* Task to carry out *
Your task is to copy every line below that contains the word "South".

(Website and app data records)

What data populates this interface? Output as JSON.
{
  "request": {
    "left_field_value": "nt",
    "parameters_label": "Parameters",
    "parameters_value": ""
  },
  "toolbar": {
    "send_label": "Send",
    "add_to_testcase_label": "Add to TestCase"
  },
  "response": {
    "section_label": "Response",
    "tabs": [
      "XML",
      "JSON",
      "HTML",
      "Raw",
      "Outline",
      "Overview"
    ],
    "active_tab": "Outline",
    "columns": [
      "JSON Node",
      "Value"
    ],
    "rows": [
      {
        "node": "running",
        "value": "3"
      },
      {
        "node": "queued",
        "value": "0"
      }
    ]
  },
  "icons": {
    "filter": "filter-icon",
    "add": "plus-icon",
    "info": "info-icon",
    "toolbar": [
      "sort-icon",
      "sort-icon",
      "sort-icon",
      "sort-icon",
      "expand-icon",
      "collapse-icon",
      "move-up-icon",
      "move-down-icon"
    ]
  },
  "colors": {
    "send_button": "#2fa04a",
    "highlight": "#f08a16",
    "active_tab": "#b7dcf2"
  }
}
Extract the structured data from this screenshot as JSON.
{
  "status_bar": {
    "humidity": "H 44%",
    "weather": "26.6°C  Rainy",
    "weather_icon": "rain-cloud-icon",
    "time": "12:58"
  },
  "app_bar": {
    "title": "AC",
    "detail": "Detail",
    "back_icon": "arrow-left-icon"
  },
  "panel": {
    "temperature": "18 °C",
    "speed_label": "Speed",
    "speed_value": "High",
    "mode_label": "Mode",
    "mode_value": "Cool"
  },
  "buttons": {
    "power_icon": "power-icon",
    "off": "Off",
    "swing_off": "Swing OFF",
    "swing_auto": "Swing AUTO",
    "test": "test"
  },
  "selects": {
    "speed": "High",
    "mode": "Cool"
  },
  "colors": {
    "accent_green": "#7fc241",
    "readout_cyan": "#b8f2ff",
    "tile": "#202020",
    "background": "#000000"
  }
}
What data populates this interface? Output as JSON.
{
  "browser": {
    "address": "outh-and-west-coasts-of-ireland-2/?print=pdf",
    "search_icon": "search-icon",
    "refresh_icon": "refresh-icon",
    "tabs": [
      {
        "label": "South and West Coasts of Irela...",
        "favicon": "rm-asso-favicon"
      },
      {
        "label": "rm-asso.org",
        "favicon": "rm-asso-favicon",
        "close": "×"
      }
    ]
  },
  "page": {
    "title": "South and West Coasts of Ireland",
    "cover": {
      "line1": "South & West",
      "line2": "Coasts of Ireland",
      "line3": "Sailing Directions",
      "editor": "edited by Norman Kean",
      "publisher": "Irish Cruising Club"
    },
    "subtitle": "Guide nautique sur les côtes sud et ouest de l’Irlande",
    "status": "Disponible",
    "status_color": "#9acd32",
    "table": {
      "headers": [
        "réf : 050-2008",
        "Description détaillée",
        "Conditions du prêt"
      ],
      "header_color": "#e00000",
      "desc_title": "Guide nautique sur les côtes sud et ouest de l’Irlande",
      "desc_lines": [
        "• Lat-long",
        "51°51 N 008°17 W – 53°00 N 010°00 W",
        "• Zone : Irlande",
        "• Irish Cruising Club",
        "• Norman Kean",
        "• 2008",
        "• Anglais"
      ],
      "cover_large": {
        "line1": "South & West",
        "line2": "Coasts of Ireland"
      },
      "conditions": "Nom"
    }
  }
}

* Task response *
        "label": "South and West Coasts of Irela...",
    "title": "South and West Coasts of Ireland",
      "line1": "South & West",
        "line1": "South & West",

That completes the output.